■ INSTRUCTIONS FOR THE TASK ■
Locate each line below that includes "this" and reproduce it.

##### EXTRACTED DATA

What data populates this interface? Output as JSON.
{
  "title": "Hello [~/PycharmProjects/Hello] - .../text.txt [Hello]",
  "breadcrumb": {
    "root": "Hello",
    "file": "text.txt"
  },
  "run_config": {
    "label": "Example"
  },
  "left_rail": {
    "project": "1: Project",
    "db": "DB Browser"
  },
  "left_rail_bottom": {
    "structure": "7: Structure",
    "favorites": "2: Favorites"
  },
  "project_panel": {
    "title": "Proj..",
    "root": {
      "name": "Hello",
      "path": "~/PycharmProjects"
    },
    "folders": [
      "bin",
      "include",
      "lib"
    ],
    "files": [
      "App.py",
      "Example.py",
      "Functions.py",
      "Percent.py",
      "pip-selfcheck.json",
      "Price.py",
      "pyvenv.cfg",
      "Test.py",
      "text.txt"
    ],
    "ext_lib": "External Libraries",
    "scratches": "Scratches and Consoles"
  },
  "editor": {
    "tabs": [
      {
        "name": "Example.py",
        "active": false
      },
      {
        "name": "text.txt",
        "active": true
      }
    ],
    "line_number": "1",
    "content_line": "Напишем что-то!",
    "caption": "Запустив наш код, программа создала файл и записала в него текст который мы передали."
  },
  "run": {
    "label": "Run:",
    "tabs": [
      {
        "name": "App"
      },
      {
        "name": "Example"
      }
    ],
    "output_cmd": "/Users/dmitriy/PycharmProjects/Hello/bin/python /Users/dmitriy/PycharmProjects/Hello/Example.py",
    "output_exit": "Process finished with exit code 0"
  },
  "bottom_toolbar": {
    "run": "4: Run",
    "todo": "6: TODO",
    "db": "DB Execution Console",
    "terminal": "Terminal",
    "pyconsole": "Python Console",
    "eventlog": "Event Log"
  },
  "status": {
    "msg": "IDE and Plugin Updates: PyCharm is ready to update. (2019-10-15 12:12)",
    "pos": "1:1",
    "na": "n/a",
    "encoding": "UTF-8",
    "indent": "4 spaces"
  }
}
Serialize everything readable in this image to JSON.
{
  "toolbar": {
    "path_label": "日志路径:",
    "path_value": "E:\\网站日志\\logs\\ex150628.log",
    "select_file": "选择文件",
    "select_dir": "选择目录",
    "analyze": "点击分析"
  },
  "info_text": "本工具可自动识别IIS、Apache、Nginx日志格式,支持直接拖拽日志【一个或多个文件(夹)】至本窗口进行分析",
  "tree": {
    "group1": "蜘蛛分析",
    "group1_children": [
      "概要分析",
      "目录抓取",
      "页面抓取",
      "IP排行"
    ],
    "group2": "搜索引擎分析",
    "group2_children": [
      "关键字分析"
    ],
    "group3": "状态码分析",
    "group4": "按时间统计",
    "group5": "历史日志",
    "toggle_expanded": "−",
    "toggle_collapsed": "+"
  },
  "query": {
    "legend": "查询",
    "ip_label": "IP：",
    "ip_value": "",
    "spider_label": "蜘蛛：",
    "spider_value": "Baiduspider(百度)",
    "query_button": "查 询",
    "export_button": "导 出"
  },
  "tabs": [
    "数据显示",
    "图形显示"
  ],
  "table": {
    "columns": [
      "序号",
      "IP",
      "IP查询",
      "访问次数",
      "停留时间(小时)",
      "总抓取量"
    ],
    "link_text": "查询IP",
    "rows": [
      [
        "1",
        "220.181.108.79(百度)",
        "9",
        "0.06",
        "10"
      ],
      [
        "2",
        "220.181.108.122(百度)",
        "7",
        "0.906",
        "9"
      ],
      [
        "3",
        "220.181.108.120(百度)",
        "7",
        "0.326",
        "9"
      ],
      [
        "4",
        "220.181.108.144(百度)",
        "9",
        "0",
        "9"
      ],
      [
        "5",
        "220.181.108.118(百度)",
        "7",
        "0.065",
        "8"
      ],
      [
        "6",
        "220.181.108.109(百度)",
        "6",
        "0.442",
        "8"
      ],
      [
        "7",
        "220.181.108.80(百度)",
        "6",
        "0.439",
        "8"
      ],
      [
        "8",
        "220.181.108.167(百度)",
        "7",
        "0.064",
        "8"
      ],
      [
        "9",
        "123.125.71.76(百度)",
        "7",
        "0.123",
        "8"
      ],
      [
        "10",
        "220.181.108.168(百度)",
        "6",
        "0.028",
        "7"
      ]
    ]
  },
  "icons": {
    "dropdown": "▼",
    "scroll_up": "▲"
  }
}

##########

■ OUTPUT ■
What data populates this interface? Output as JSON.
Serialize everything readable in this image to JSON.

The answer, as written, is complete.